Public health has improved considerably over the century since that terrible outbreak, but it remains a major challenge globally, with threats such as Ebola and AIDS wreaking havoc and older diseases such as polio and tuberculosis, once thought eradicated, threatening to return. In Canada, we know of the problems faced by those below the poverty line, especially those living in remote Indigenous communities, where things most of us take for granted, such as proper drinking water and adequate waste removal, can still be out of reach. Even in cities, such events as the Walkerton tragedy of 2000 remind us that public health requires constant vigilance, consistent upgrades to aging infrastructure, and research. And, of course, mental illness has achieved prominence in recent years as a threat just as potent as physical disease, and one that can strike anyone regardless of their location or socio-economic status.

Queen’s is addressing a number of public health issues, from water research to cancer care to mental health. A particular challenge on all university campuses, especially residential ones such as Queen’s, is alcohol abuse. Queen’s is paying close attention to this, too. We have experienced injury and death in recent years stemming from alcohol abuse, and alumni will know that Homecoming, St. Patrick’s Day, and Orientation Week remain particular occasions of concern.

The Queen’s University Alumni Association and University Council, in advance of our most recent Homecoming weekend, put out a joint memo encouraging those returning to campus to set a good example to our students in this regard. University Council also struck a Special Purpose Committee whose report had many useful recommendations on the subject of alcohol, which the university administration is carefully considering.
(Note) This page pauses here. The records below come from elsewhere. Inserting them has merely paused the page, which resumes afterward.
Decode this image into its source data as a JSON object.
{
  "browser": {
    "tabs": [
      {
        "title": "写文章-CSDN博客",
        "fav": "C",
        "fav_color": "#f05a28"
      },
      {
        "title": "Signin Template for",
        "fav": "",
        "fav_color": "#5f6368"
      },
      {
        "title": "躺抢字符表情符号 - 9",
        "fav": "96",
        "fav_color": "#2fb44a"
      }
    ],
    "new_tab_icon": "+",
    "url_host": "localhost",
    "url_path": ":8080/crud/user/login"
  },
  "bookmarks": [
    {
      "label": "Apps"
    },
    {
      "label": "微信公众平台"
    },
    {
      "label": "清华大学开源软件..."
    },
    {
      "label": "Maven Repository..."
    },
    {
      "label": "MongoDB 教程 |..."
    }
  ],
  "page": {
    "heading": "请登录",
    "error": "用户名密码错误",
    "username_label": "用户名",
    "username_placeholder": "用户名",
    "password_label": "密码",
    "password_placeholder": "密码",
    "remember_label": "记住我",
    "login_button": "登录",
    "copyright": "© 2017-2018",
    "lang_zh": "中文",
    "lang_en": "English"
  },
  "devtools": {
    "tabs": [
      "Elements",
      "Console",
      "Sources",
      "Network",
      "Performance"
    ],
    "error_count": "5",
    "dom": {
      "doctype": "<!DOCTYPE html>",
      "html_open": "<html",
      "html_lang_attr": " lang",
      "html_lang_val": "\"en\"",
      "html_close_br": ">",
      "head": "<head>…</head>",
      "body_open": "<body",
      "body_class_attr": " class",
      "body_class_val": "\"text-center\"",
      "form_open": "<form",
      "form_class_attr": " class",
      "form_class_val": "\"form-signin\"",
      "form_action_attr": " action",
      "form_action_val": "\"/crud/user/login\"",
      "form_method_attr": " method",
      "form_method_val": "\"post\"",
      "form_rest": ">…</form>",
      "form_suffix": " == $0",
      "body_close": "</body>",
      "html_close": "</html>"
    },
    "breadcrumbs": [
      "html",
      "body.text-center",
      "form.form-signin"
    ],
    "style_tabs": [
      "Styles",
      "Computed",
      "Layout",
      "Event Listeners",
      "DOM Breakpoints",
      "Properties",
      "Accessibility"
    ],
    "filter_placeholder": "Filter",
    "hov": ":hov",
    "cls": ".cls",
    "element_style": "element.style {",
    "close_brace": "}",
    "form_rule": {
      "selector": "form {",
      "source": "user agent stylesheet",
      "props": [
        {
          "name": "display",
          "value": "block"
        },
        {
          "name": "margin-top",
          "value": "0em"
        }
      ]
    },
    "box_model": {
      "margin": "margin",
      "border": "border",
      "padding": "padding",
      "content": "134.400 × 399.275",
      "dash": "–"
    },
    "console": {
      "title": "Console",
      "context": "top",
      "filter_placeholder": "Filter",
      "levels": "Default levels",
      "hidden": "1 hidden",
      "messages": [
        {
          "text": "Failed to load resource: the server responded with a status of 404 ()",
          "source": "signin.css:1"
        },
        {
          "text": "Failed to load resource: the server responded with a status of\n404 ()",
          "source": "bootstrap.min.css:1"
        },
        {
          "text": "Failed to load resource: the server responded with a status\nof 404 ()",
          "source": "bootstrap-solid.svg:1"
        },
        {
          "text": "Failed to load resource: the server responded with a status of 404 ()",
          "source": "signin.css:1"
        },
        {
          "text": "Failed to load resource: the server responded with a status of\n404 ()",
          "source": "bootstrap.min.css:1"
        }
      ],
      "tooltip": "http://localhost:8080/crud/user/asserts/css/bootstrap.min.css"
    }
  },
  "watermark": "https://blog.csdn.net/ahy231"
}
Queen’s is also part of a multi-university initiative intended to reduce the harms related to alcohol consumption on Canadian campuses. (Learn more.)

As of mid-October, we are also confronting the legalization of cannabis and considering whether a more rigorous smoking ban should be enacted on campus. (Learn more.)

We well know that environmental protection, along with food security and poverty, are among the most significant issues that our children will face in coming decades. Risks to public health are also on this worrisome list of global threats. Our alma mater is doing its bit.

[illustration for 'the public health' issue of the Queen's Alumni Review]